Greenpeace New Zealand climate and energy campaigner Amanda Larsson believes that phasing out fossil fuels should be a priority for the new prime minister. She says that in order to reach zero net emissions, Ardern “must prioritize closing down coal, putting a moratorium on new fossil fuel plants, building more wind infrastructure, and opening the playing field for household and community solar.”
A worldwide shift to renewable energy
Addressing climate change is becoming more of a priority around the world and many governments are assessing how they can reduce their reliance on fossil fuels and switch to environmentally-friendly energy sources. Sustainable energy is becoming an increasingly profitable industry, giving companies more of an incentive to invest.
Ardern isn’t alone in her climate concerns, as other prominent world leaders like Justin Trudeau and Emmanuel Macron have made renewable energy a focus of their campaigns. She isn’t the first to set ambitious goals, either.
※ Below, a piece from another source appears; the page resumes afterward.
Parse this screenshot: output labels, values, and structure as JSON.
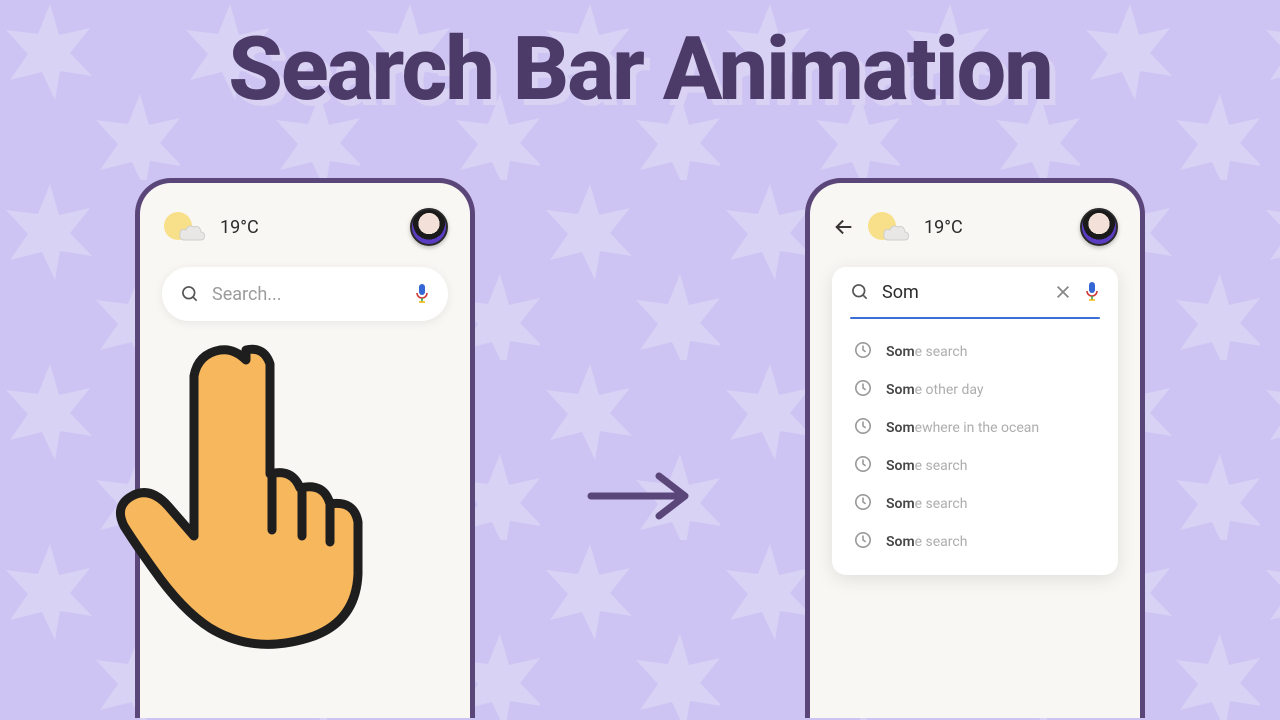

Sweden and Norway share New Zealand’s goal of net zero emissions by 2045 and 2030, respectively.
Scotland already sources more than half of its electricity from renewable sources and aims to fully transition by 2020, while France announced plans in September to stop fossil fuel production by 2040. This would make it the first country to do so, and the first to end the sale of gasoline and diesel vehicles.
Many parts of the world still rely heavily on coal, but if these countries are successful in phasing out fossil fuels and transitioning to renewable resources, it could serve as a turning point. As other world leaders see that switching to sustainable energy is possible – and profitable – it could be the start of a worldwide shift towards environmentally-friendly energy.
Energy2 weeks ago
How Much Energy Does Bitcoin Use, Really?
Environment4 weeks ago
Biggest Tip to Eco-Friendly Car Ownership (Which May Surprise You)
Energy4 weeks ago
Top 5 Changes You can Make in Your Life to Reduce Your Carbon Footprint
Energy4 weeks ago
4 Energy Efficient Home Upgrades that You Can Install Yourself